▶ [TASK TO CARRY OUT]:
Go line by line through the entries and show those that hold the string "Truffles".

▶ [DATA LISTING]:
= Beginning of Section =

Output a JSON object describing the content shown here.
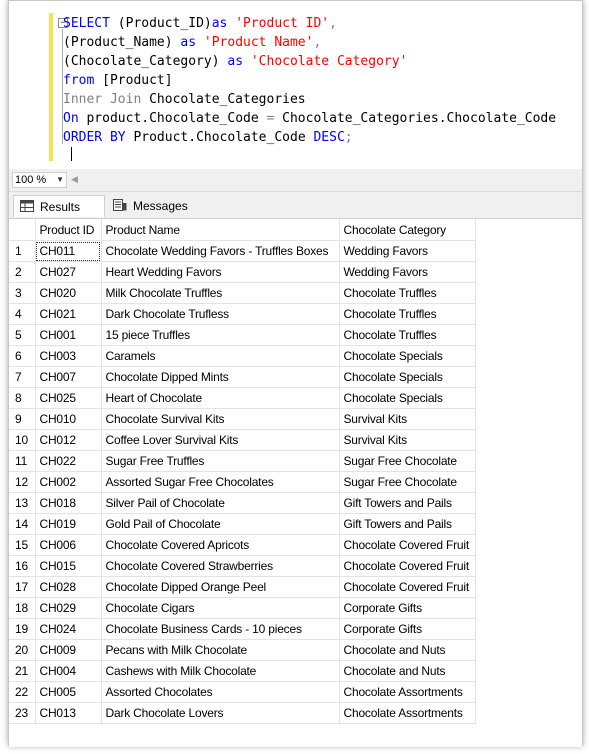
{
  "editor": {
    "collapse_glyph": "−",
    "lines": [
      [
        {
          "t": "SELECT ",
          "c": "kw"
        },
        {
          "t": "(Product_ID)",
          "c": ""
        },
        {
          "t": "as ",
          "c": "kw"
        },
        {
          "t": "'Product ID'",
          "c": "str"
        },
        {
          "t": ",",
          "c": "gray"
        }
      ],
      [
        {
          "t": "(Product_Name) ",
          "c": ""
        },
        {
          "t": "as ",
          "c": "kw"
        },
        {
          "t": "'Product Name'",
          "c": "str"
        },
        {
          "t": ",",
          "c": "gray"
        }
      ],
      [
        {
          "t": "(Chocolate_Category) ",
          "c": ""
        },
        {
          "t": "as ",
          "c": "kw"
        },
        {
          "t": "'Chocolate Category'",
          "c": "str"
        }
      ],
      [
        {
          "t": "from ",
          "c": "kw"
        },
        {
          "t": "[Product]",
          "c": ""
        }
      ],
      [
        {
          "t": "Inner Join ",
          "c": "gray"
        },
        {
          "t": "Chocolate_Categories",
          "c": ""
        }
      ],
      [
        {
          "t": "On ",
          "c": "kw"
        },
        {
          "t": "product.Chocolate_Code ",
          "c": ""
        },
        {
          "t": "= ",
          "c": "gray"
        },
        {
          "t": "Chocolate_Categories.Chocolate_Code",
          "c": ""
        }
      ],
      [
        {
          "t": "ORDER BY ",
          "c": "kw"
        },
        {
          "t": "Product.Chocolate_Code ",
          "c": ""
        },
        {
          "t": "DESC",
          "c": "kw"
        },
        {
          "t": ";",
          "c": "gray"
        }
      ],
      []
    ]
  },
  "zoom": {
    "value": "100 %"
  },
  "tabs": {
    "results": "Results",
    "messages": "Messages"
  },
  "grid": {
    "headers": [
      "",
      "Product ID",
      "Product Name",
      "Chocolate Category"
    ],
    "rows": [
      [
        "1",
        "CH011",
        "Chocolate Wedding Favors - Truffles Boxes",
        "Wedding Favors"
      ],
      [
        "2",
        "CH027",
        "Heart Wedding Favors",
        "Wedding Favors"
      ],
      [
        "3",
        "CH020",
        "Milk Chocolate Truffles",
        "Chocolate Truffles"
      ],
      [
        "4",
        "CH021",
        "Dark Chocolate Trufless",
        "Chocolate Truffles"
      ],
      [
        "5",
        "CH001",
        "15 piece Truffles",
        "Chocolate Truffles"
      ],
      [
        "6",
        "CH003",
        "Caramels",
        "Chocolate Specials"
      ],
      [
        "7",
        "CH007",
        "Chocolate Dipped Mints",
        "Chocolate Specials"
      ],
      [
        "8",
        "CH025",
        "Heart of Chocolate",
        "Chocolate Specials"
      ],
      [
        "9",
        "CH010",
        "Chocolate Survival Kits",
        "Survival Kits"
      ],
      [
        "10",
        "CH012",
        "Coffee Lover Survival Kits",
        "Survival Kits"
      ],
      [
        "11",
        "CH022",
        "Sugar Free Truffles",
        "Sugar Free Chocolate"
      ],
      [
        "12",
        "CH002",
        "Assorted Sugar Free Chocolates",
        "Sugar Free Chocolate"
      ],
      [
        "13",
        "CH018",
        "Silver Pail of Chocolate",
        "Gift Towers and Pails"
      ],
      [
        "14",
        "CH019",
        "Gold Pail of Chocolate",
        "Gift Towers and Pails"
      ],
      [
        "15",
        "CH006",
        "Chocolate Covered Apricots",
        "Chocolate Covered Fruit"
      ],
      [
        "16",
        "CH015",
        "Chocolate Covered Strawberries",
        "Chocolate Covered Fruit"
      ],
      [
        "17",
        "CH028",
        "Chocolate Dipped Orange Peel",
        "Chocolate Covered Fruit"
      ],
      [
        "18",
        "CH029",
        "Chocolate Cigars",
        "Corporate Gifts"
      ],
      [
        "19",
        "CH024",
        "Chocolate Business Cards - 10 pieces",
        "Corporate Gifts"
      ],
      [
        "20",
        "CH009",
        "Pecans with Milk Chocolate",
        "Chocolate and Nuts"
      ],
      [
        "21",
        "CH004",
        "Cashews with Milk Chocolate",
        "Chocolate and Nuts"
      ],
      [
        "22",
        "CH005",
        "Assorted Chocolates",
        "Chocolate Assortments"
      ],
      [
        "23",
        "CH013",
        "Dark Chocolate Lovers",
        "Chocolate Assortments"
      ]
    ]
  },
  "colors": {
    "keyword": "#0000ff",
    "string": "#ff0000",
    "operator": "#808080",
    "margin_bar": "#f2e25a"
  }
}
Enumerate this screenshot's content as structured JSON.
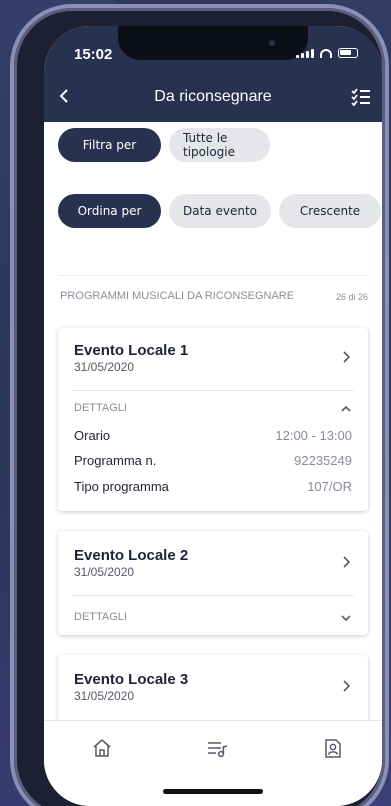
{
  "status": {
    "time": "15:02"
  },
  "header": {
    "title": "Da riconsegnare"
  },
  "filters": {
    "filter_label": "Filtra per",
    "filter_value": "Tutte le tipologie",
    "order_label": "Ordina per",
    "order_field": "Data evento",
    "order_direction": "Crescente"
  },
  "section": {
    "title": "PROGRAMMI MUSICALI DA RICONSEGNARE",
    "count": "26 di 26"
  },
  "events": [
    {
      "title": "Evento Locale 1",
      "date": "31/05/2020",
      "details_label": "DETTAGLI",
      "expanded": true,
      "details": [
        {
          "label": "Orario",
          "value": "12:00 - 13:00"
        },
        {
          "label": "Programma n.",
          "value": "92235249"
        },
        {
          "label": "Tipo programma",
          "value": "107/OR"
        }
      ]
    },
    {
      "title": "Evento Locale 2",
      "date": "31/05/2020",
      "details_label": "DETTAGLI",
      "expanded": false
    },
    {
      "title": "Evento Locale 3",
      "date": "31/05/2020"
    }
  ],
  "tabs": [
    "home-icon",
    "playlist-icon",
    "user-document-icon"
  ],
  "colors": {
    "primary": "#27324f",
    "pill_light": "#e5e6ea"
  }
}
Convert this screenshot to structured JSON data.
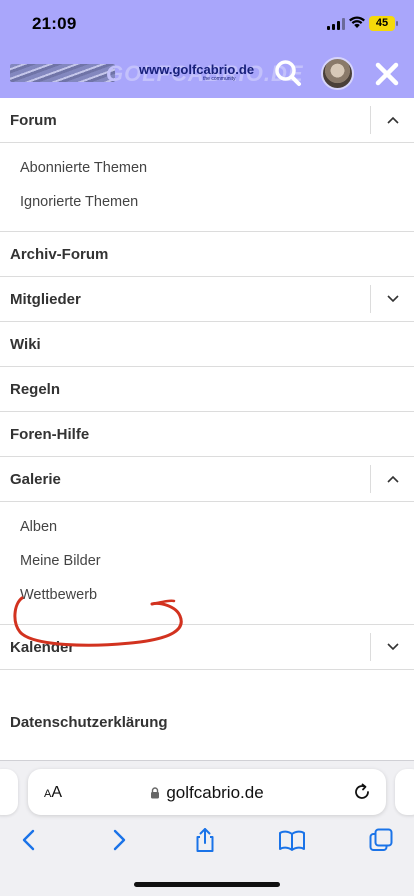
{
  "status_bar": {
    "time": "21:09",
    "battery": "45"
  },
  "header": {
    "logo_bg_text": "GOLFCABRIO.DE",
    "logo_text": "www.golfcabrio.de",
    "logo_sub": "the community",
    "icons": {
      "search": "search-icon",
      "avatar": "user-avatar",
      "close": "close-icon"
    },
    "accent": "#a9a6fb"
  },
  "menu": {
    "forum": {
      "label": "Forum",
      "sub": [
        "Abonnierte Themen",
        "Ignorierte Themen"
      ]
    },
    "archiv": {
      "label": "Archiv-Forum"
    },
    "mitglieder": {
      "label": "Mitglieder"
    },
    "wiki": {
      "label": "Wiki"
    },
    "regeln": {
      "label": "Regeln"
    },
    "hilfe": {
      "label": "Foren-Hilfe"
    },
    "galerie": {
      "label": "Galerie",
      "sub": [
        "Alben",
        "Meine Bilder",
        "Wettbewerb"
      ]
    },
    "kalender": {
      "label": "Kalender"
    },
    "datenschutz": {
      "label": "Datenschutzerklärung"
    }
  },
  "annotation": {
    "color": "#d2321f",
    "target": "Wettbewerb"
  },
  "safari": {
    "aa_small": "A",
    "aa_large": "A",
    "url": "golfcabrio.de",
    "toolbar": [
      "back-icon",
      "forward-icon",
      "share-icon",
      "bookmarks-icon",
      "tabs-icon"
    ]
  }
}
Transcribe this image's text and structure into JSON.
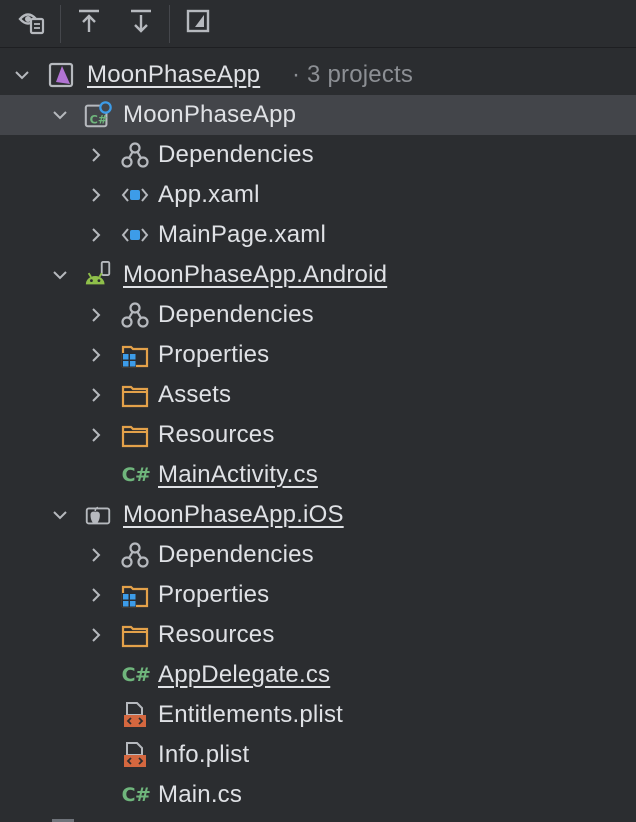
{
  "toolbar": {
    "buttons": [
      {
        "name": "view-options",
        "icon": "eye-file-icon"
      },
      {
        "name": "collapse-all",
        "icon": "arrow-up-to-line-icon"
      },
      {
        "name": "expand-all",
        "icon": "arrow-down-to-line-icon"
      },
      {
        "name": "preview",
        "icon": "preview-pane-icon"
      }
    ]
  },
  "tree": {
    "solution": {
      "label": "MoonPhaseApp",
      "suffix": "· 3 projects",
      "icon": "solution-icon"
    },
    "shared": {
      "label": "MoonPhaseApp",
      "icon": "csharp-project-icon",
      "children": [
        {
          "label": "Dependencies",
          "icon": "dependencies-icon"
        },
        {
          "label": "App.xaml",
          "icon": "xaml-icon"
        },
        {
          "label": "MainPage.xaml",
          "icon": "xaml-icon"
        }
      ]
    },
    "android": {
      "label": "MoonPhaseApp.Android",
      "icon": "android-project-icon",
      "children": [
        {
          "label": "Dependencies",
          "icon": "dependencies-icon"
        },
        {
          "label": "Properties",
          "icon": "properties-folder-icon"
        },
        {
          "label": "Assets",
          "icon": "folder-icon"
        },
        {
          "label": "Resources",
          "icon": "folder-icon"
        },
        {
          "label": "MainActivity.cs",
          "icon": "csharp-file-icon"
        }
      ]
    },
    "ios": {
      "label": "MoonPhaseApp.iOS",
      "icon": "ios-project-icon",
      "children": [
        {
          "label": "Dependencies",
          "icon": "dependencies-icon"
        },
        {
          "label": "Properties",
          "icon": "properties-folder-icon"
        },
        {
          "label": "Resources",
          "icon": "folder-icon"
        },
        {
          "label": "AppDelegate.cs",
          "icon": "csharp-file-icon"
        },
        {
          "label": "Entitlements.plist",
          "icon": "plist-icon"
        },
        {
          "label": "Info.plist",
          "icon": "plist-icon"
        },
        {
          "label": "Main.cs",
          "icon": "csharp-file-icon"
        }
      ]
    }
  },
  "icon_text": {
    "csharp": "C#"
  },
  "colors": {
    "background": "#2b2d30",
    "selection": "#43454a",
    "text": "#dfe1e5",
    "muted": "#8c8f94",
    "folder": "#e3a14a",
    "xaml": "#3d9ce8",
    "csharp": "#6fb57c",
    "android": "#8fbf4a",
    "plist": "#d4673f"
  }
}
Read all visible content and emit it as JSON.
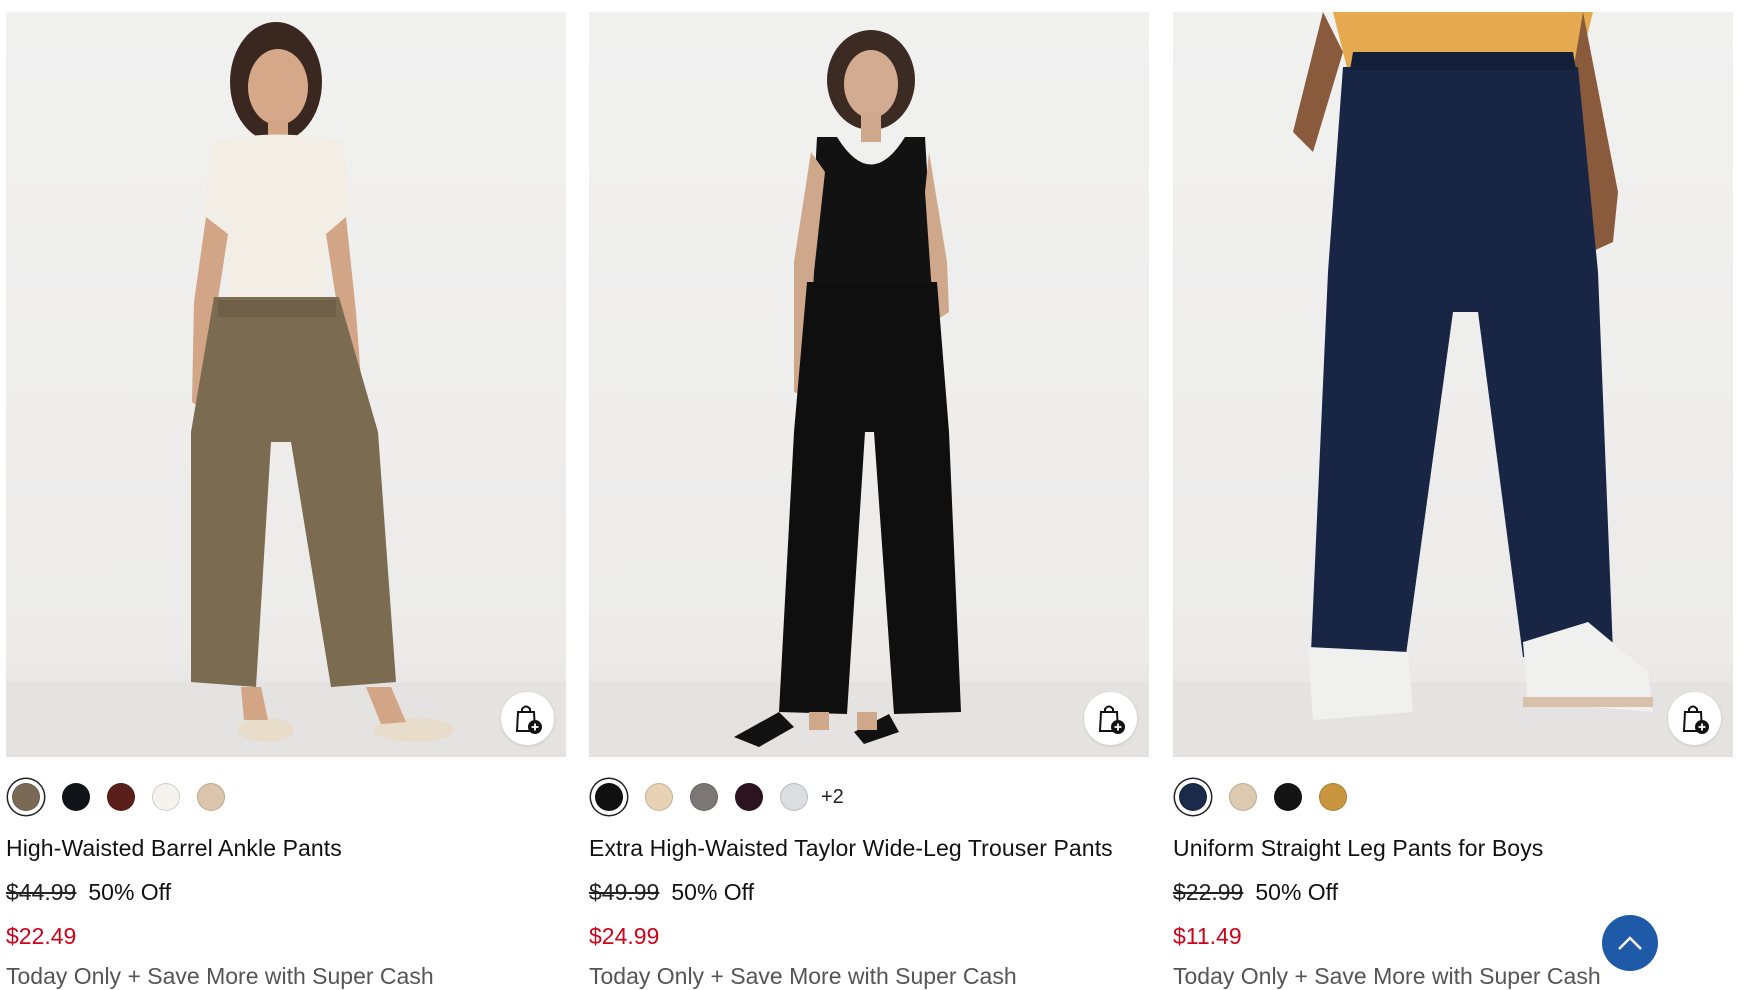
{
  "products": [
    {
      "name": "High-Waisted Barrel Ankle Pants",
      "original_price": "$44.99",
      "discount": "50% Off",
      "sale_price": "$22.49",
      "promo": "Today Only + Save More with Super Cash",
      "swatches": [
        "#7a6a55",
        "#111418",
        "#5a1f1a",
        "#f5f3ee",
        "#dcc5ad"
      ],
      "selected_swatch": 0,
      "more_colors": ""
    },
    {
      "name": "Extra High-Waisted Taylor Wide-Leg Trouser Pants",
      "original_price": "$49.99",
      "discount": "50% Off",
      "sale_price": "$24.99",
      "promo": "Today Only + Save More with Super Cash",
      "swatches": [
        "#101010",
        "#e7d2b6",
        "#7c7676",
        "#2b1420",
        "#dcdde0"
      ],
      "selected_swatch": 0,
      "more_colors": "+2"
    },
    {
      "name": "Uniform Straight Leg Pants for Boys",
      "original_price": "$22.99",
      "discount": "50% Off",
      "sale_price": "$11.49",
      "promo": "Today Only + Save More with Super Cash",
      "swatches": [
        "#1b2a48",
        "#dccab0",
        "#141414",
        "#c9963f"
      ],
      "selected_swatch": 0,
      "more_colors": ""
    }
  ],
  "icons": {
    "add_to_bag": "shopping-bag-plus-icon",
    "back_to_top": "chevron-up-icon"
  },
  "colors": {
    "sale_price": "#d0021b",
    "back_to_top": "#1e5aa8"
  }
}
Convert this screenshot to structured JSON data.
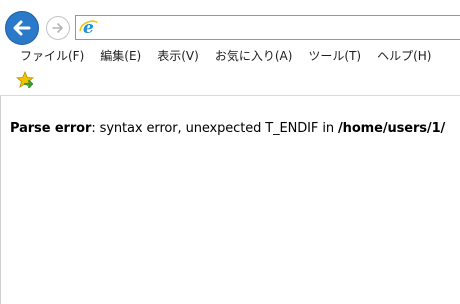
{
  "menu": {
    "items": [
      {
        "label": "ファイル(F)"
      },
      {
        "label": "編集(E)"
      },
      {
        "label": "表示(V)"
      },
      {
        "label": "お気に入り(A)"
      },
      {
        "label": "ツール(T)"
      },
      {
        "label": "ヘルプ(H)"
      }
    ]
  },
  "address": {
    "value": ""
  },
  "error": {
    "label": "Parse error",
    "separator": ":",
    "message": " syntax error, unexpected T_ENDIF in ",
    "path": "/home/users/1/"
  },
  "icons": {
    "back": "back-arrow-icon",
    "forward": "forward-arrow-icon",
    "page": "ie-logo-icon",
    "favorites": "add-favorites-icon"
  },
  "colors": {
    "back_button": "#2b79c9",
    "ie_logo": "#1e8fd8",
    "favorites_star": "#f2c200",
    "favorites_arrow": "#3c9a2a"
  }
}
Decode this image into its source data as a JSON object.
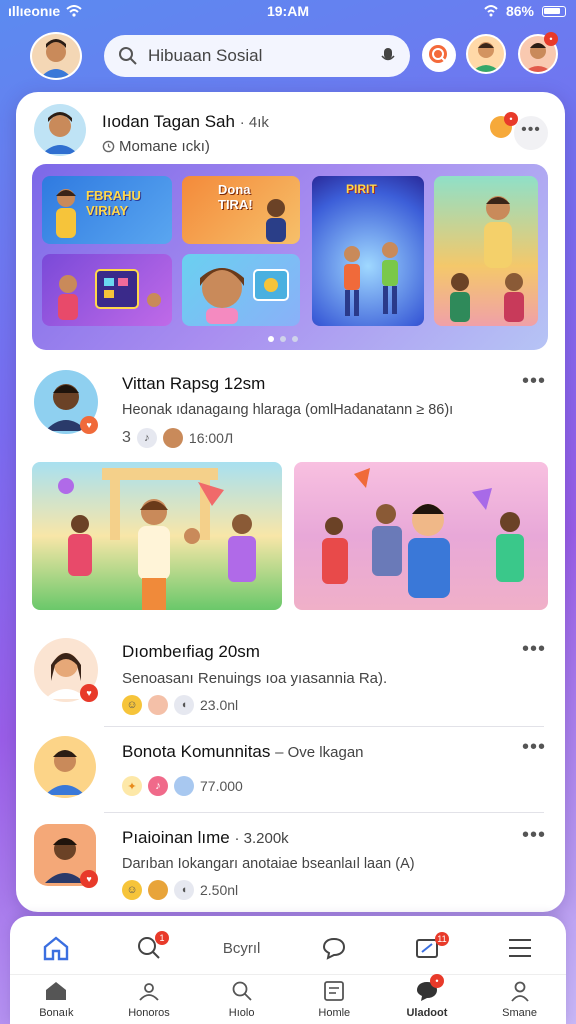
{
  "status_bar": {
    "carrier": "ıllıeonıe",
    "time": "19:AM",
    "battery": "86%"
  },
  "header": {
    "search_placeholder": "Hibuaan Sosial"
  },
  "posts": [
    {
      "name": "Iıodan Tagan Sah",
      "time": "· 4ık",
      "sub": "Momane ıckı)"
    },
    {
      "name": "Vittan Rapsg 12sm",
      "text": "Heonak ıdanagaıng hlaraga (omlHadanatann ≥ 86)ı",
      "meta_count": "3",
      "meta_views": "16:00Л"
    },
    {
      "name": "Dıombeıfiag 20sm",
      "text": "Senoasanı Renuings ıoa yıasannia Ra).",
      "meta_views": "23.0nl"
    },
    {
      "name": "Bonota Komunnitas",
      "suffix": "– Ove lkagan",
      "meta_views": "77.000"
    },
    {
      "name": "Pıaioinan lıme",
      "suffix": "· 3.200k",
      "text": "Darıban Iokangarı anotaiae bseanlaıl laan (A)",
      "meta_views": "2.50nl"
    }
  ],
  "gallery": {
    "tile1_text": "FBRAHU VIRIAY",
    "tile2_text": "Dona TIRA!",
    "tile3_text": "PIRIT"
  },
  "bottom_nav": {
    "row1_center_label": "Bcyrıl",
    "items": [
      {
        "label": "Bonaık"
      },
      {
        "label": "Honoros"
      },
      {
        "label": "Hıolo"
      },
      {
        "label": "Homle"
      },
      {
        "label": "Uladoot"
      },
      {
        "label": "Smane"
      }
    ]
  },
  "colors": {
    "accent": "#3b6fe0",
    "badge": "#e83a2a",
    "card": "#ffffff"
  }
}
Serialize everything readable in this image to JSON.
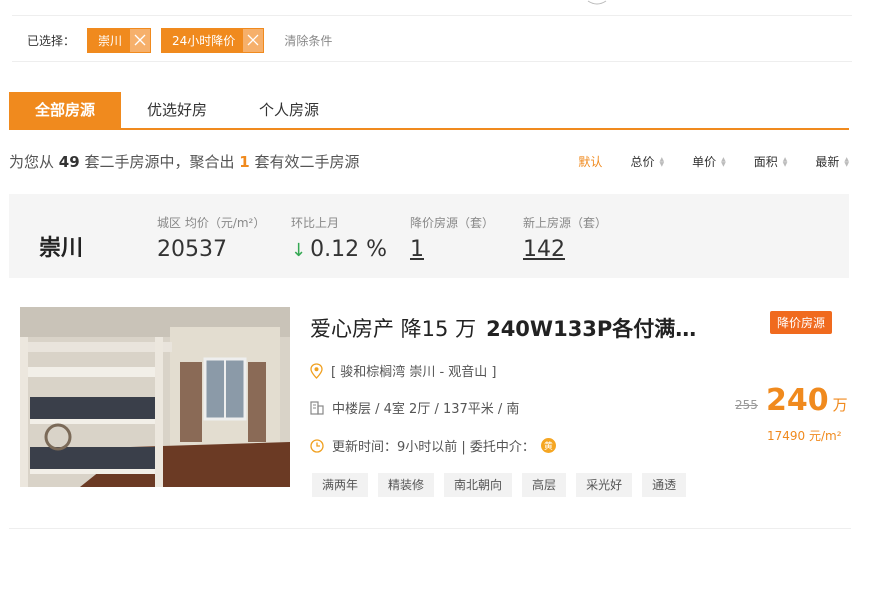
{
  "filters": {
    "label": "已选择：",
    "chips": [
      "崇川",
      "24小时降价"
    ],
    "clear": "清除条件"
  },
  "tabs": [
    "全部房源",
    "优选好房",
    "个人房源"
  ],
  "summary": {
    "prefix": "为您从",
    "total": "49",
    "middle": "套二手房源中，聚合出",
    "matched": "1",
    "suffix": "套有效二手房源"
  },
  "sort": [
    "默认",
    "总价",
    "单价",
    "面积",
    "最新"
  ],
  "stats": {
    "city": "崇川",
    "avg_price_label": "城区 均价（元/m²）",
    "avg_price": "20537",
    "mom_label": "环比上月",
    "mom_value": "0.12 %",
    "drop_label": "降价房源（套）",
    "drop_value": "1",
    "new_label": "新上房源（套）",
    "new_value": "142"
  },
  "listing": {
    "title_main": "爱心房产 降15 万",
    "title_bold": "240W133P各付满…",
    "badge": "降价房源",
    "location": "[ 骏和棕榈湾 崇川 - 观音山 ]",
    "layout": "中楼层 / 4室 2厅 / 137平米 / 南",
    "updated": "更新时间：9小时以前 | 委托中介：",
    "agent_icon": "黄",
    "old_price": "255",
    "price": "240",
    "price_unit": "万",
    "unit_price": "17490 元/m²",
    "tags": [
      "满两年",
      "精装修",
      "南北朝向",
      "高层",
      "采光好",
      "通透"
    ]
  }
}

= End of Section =

▶ [SOLUTION]:
        "Chocolate Wedding Favors - Truffles Boxes",
        "Milk Chocolate Truffles",
        "Chocolate Truffles"
        "Chocolate Truffles"
        "15 piece Truffles",
        "Chocolate Truffles"
        "Sugar Free Truffles",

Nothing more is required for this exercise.